14 And as Moses lifted up the serpent in the desert, so must the Son of man be lifted up: This comparison of the serpent lifted up in the desert, upon which whoever looked was immediately cured from the bite of the fiery serpents, is a figure of the crucifixion of Christ on Calvary. And we remark, that our divine Saviour makes use of these words, the Son of man must be lifted up or exalted; ( exaltari ) by which form of expression he would teach us, that he does not consider the cross as a disgrace, but as a glory; (Theo. and S. Chrys.) and moreover, that as the Israelites, bitten by the fiery serpents, were cured by looking upon the brazen serpent, so are Christians cured by looking up with an active faith, replete with love and confidence, on Jesus Christ crucified.
15 That whosoever believeth in him, may not perish; but may have life everlasting.
16 For God so loved the world, as to give his only begotten Son; that whosoever believeth in him, may not perish, but may have life everlasting. Give his only begotten Son—God sent not his Son into the world.He was then his Son, his only begotten Son, before he sent him into the world. He was not, therefore, his Son, only by the incarnation, but was his Son from the beginning, as he was also his word from all eternity. This was the constant doctrine of the Church, and of the Fathers, against the heresy of the Arians, that God was always Father, [1] and the Son always the eternal Son of the eternal Father. See note on chap. i. v. 14. Wi. — The world may be saved. Why, says S. Austin, is Christ called the Saviour of the world, unless from the obligation he took upon himself at his birth? He has come like a good physician, effectually to save mankind. The man, therefore, destroys himself, who refuses to follow the prescriptions of his physician. S. Aust.

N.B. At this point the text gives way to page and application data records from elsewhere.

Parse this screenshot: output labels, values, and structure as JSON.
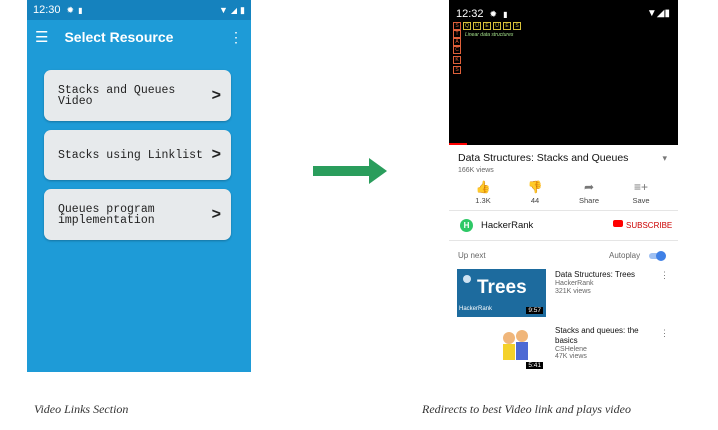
{
  "left_phone": {
    "status_time": "12:30",
    "title": "Select Resource",
    "items": [
      {
        "label": "Stacks and Queues Video"
      },
      {
        "label": "Stacks using Linklist"
      },
      {
        "label": "Queues program\nimplementation"
      }
    ],
    "chevron": ">",
    "caption": "Video Links Section"
  },
  "right_phone": {
    "status_time": "12:32",
    "video_overlay_text": "Linear data structures",
    "overlay_letters": [
      "S",
      "T",
      "A",
      "C",
      "K",
      "S"
    ],
    "top_row_letters": [
      "Q",
      "U",
      "E",
      "U",
      "E",
      "S"
    ],
    "video_title": "Data Structures: Stacks and Queues",
    "views": "166K views",
    "actions": [
      {
        "icon": "thumb-up-icon",
        "label": "1.3K"
      },
      {
        "icon": "thumb-down-icon",
        "label": "44"
      },
      {
        "icon": "share-icon",
        "label": "Share"
      },
      {
        "icon": "save-icon",
        "label": "Save"
      }
    ],
    "channel_name": "HackerRank",
    "subscribe_label": "SUBSCRIBE",
    "up_next_label": "Up next",
    "autoplay_label": "Autoplay",
    "suggestions": [
      {
        "title": "Data Structures: Trees",
        "channel": "HackerRank",
        "views": "321K views",
        "duration": "9:57",
        "thumb_text": "Trees",
        "thumb_brand": "HackerRank"
      },
      {
        "title": "Stacks and queues: the basics",
        "channel": "CSHelene",
        "views": "47K views",
        "duration": "5:41"
      }
    ],
    "caption": "Redirects to best Video link and plays video"
  },
  "colors": {
    "left_bg": "#1e9bd7",
    "arrow": "#2a9d5c",
    "youtube_red": "#ff0000",
    "toggle_blue": "#3f80e6"
  }
}
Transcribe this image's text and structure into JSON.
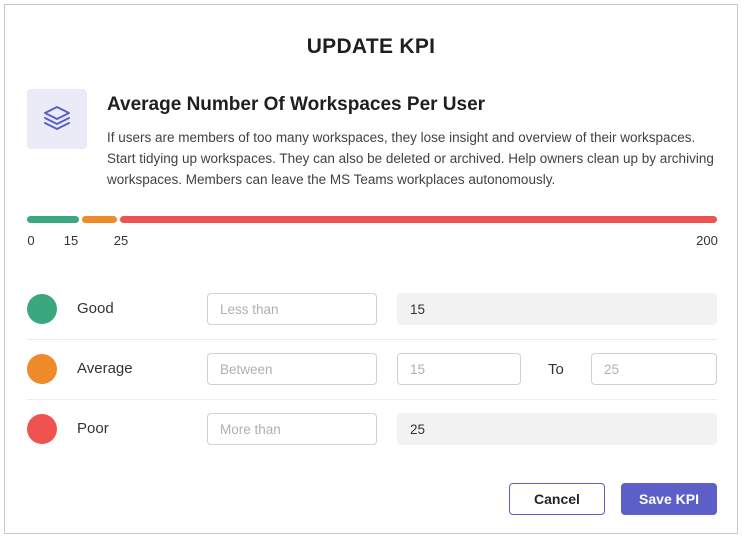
{
  "dialog": {
    "title": "UPDATE KPI"
  },
  "kpi": {
    "icon": "layers-icon",
    "name": "Average Number Of Workspaces Per User",
    "description": "If users are members of too many workspaces, they lose insight and overview of their workspaces. Start tidying up workspaces. They can also be deleted or archived. Help owners clean up by archiving workspaces. Members can leave the MS Teams workplaces autonomously."
  },
  "range": {
    "min": 0,
    "max": 200,
    "good_max": 15,
    "average_max": 25,
    "ticks": [
      "0",
      "15",
      "25",
      "200"
    ]
  },
  "colors": {
    "good": "#3aa77f",
    "average": "#ef8a2a",
    "poor": "#ef5350",
    "accent": "#5b5fc7"
  },
  "rows": [
    {
      "label": "Good",
      "operator_placeholder": "Less than",
      "value": "15"
    },
    {
      "label": "Average",
      "operator_placeholder": "Between",
      "from_value": "15",
      "to_label": "To",
      "to_value": "25"
    },
    {
      "label": "Poor",
      "operator_placeholder": "More than",
      "value": "25"
    }
  ],
  "buttons": {
    "cancel": "Cancel",
    "save": "Save KPI"
  }
}
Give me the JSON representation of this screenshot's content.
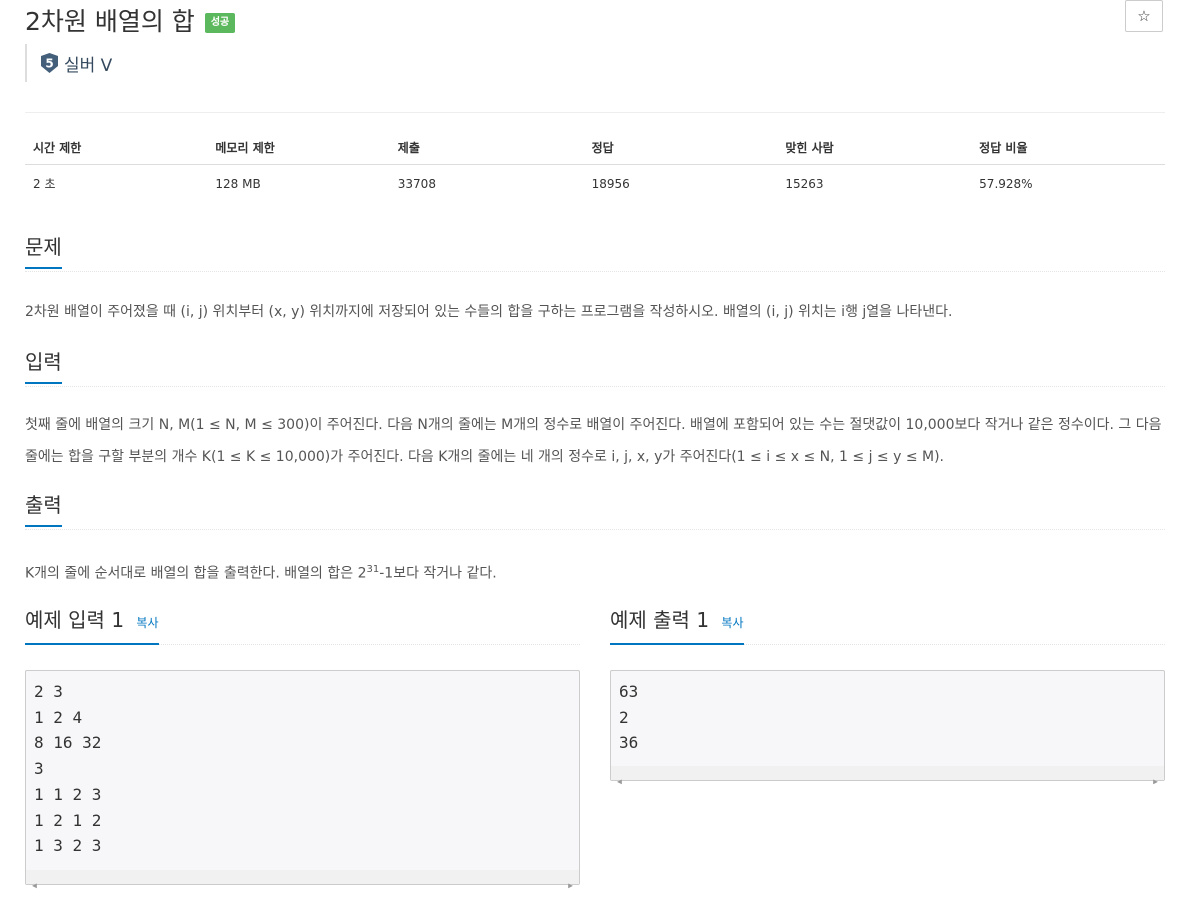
{
  "problem": {
    "title": "2차원 배열의 합",
    "status_badge": "성공",
    "star": "☆",
    "tier": {
      "number": "5",
      "label": "실버 V"
    }
  },
  "info_table": {
    "headers": [
      "시간 제한",
      "메모리 제한",
      "제출",
      "정답",
      "맞힌 사람",
      "정답 비율"
    ],
    "values": [
      "2 초",
      "128 MB",
      "33708",
      "18956",
      "15263",
      "57.928%"
    ]
  },
  "sections": {
    "problem_heading": "문제",
    "problem_text": "2차원 배열이 주어졌을 때 (i, j) 위치부터 (x, y) 위치까지에 저장되어 있는 수들의 합을 구하는 프로그램을 작성하시오. 배열의 (i, j) 위치는 i행 j열을 나타낸다.",
    "input_heading": "입력",
    "input_text": "첫째 줄에 배열의 크기 N, M(1 ≤ N, M ≤ 300)이 주어진다. 다음 N개의 줄에는 M개의 정수로 배열이 주어진다. 배열에 포함되어 있는 수는 절댓값이 10,000보다 작거나 같은 정수이다. 그 다음 줄에는 합을 구할 부분의 개수 K(1 ≤ K ≤ 10,000)가 주어진다. 다음 K개의 줄에는 네 개의 정수로 i, j, x, y가 주어진다(1 ≤ i ≤ x ≤ N, 1 ≤ j ≤ y ≤ M).",
    "output_heading": "출력",
    "output_text_before": "K개의 줄에 순서대로 배열의 합을 출력한다. 배열의 합은 2",
    "output_text_sup": "31",
    "output_text_after": "-1보다 작거나 같다."
  },
  "examples": {
    "input_heading": "예제 입력 1",
    "output_heading": "예제 출력 1",
    "copy_label": "복사",
    "input_body": "2 3\n1 2 4\n8 16 32\n3\n1 1 2 3\n1 2 1 2\n1 3 2 3",
    "output_body": "63\n2\n36"
  },
  "colors": {
    "accent": "#0076c0",
    "badge": "#5cb85c",
    "tier": "#34495e"
  }
}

17 For God sent not his Son into the world, to judge the world, but that the world may be saved by him.
18 He that believeth in him is not judged. But he that doth not believe, is already judged: because he believeth not in the name of the only begotten Son of God. Is not judged. He that believeth, viz. by a faith working through charity, is not judged; that is, is not condemned; but the obstinate unbelieveris judged; that is, condemned already, by retrenching himself from the society of Christ and his Church. Ch.
19 And this is the judgment: because the light is come into the world, and men loved darkness rather than the light: for their works were evil. The judgment. That is, the cause of his condemnation. Ch.
20 For every one that doth evil hateth the light, and cometh not to the light, that his works may not be reproved.
21 But he that doth truth, cometh to the light, that his works may be made manifest, because they are done in God.